One cardboard box is labeled, simply, "Crazies."
Another dusty box holds "Confidential and Significant Material," while two other cartons are filled with "Proposition 13 briefing material" and "Medfly files." Yet another box is devoted to "Love Letters."
For history hunters, the boxes are as tantalizing as fresh geocache. They also are the one thing Edmund G. Brown Jr. has in this governor's race that none of his rivals can claim: a mighty paper trail.
However the gubernatorial candidates want to spin experience what it means, who has it and who doesn't the Jerry Brown special collection at the University of Southern California is a window onto how one of this year's contenders actually did the job.
More than 2,000 boxes of material from Brown's two terms as California governor, 1975 to 1983, are stored in a building just east of the Los Angeles campus.
Donated by Brown to the private university in 1985, the records touch on a unique span of California's history: Brown's handling some say mishandling of the Mediterranean fruit fly crisis. His fling with singer Linda Ronstadt. His pummeling over Proposition 13. The gifts he promptly gave away most of them, anyway. And his frugal lifestyle.
Inside file boxes, the Brown years are recorded on state letterhead, Western Union telegrams and in-house memos and, in one case, on a white paper luncheon doily.
The documents hearken back to a different era in California politics before e-mail, before BlackBerrys, before thumb drives and DVDs took over daily management of governmental paperwork and internal communications.
Brown was a 36-year-old bachelor when he was elected governor in 1974, the year "Happy Days" debuted on TV, Patty Hearst was kidnapped by the Symbionese Liberation Army and another famous Californian, President Richard Nixon, resigned in disgrace.
Brown completed his second term in 1983, still unmarried, leaving office the year Dennis Wilson of the Beach Boys died in a drowning accident, the space shuttle Challenger made its first flight and women's shoulder pads were the size of airliner pillows.
Brown is now 72 and married for five years.
Much as times have changed, the Brown historical records show that California voters were cranky about many of the same issues then that they are today: taxes, state worker pay, unemployment, school funding, government spending, crime and prisons.
The records also flesh out a portrait of Jerry Brown the man and the politician who succeeded Ronald Reagan and, before that, his own father as governor.
While critics have derided Brown for being fanciful and oh-so-la-la California, the governor's thinking in some areas was ahead of its time, the documents suggest.
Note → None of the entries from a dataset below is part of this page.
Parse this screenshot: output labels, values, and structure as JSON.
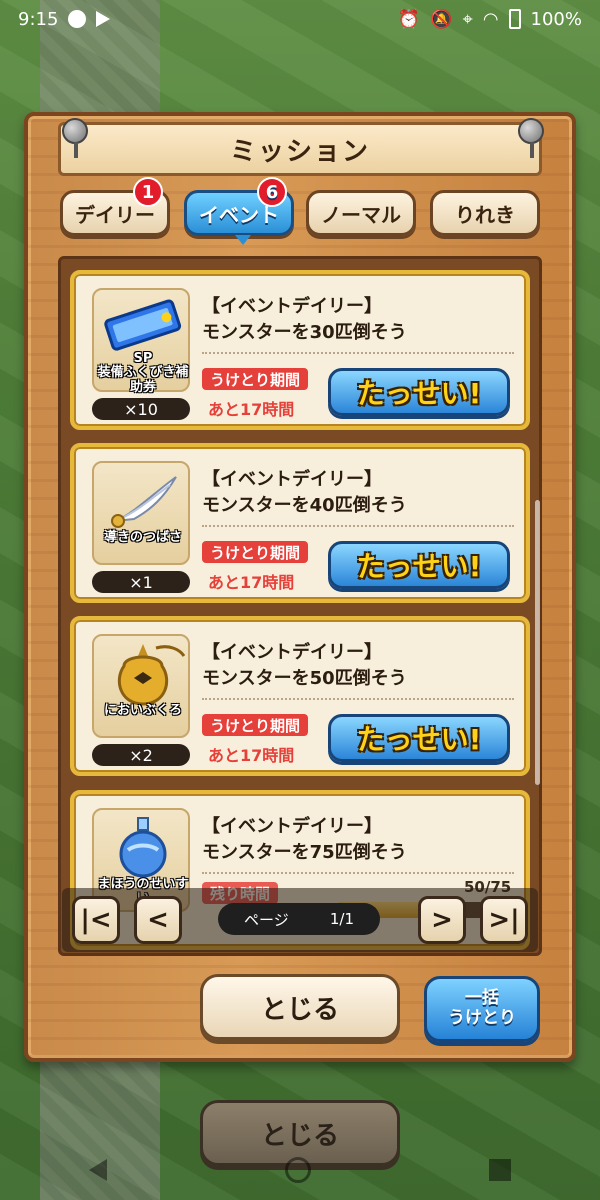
{
  "status_bar": {
    "time": "9:15",
    "battery": "100%"
  },
  "dialog": {
    "title": "ミッション"
  },
  "tabs": [
    {
      "label": "デイリー",
      "badge": "1",
      "active": false
    },
    {
      "label": "イベント",
      "badge": "6",
      "active": true
    },
    {
      "label": "ノーマル",
      "badge": "",
      "active": false
    },
    {
      "label": "りれき",
      "badge": "",
      "active": false
    }
  ],
  "missions": [
    {
      "category": "【イベントデイリー】",
      "description": "モンスターを30匹倒そう",
      "reward_name_line1": "SP",
      "reward_name_line2": "装備ふくびき補助券",
      "reward_qty": "×10",
      "period_label": "うけとり期間",
      "period_left": "あと17時間",
      "button_label": "たっせい!",
      "icon": "ticket-icon"
    },
    {
      "category": "【イベントデイリー】",
      "description": "モンスターを40匹倒そう",
      "reward_name_line1": "導きのつばさ",
      "reward_qty": "×1",
      "period_label": "うけとり期間",
      "period_left": "あと17時間",
      "button_label": "たっせい!",
      "icon": "wing-icon"
    },
    {
      "category": "【イベントデイリー】",
      "description": "モンスターを50匹倒そう",
      "reward_name_line1": "においぶくろ",
      "reward_qty": "×2",
      "period_label": "うけとり期間",
      "period_left": "あと17時間",
      "button_label": "たっせい!",
      "icon": "pouch-icon"
    },
    {
      "category": "【イベントデイリー】",
      "description": "モンスターを75匹倒そう",
      "reward_name_line1": "まほうのせいすい",
      "remaining_label": "残り時間",
      "progress_text": "50/75",
      "progress_fraction": 0.667,
      "icon": "potion-icon"
    }
  ],
  "pager": {
    "label": "ページ",
    "value": "1/1",
    "first_glyph": "|<",
    "prev_glyph": "<",
    "next_glyph": ">",
    "last_glyph": ">|"
  },
  "footer": {
    "close_label": "とじる",
    "bulk_line1": "一括",
    "bulk_line2": "うけとり",
    "behind_close_label": "とじる"
  },
  "colors": {
    "accent_blue": "#2b8fd6",
    "badge_red": "#e21c2a",
    "achieve_gold": "#ffd21a",
    "wood": "#d89a56"
  }
}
In an August 1982 letter, Brown expressed deep concern about "the rising costs of health care." He explored alternative energy sources, amassing substantial research.
Three decades before the financial meltdown on Wall Street, with its revelations of unbridled greed, Brown was attuned to the consumptive nature of the nation and growing demands of its people. In the 1970s, he spoke of an "era of limits" and cautioned that an "era of scarcity of resources" was looming.
The records stirred some controversy this year, as Brown's agreement with USC allowed them to remain sealed for 50 years, available for viewing only with his permission.
Brown granted The Bee and some others individual access to the files. "The governor has always been very generous in giving people access," said Dace Taube, the history collection librarian.
But an ongoing university inventory project limited the examination to a fraction of the collection.
The boxes brim with insights and recaps of the day-to-day crises and minutiae of the eight-year Democratic administration. Hereis a sampling of those stories.